The results of our study are similar to those of others that demonstrated OH with agonist therapy in PD. In 91 consecutive patients with PD evaluated for OH, Senard et al11 found that 53 patients met criteria for OH, and more than half were receiving bromocriptine. Likewise, Hubble et al7 found more symptomatic OH in patients receiving pramipexole than in those receiving placebo (25% vs 18.5%, respectively).
The treatment of OH in PD includes nonpharmacological as well as pharmacological measures to stabilize blood pressure. Nonpharmacological therapies include eliminating or decreasing medications that may cause OH (diuretics, vasodilators, antihypertensives, tricyclic antidepressants, and dopamimetics), increased consumption of salt and fluids, smaller but more frequent meals, avoidance of alcoholic beverages, and use of elastic Jobst stockings to increase venous return of blood to the heart. Since these conservative measures may be effective in patients who have only mild dysfunction, pharmacological agents are usually necessary to improve the patient's symptoms. The number of medications available is extensive and diverse, each with an associated profile of potential adverse effects, supine hypertension being the most common. Frequently used drugs in the treatment of OH include mineralocorticoids (fludrocortisone), sympathomimetics (ephedrine, and phenylpropanolamine), direct vasoconstrictors (midodrine hydrochloride), prostaglandin synthetase inhibitors (indomethacin) and prohemopoietic agents (erythropoietin).13 The role of orthostatic hypotension—symptomatic or asymptomatic—as a cause of orthostatic instability and falling has not been systematically studied among patients with PD. We recognize that this was not a randomized, blinded, placebo-controlled study, but it was designed to mimic a regular clinical practice and used consecutive patients. Because the morbidity of falls includes hip fractures, expensive diagnostic procedures, multiple emergency department visits, and hospitalization, the identification of patients who have OH in response to antiparkinsonian medication is of practical importance. Despite the small number of subjects in this study, we believe that drug-induced OH may cause significant disability in this patient population and recommend that dopamine agonist therapy be started under the direct supervision of a physician or nurse. This monitoring can be accomplished easily during an extended outpatient clinic appointment. Because so many of our patients were asymptomatic despite large drops in blood pressure, we now modify titration schedules in patients who demonstrate acute OH. These patients are started on lower doses and, often, alternate-day therapy. The monitoring of blood pressure in the outpatient clinic is a simple and safe procedure that can assist in disease management.

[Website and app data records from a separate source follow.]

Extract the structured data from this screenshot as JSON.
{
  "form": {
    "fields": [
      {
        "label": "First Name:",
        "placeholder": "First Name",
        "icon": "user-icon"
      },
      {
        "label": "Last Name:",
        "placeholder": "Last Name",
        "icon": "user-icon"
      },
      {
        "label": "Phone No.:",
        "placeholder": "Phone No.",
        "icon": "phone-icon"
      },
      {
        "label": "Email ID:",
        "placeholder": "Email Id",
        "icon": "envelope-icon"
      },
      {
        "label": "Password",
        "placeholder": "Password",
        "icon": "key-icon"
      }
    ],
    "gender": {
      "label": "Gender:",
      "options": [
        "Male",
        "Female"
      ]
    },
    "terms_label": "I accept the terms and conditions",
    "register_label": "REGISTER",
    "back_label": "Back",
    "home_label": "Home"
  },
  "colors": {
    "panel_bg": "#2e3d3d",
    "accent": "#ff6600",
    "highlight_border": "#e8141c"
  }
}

Accepted for publication February 29, 2000.
Corresponding author: Kathy Kujawa, MD, PhD, Department of Neurology, Glenbrook Hospital, 2100 Pfingsten Rd, Glenview, IL 60025 (e-mail: firstname.lastname@example.org).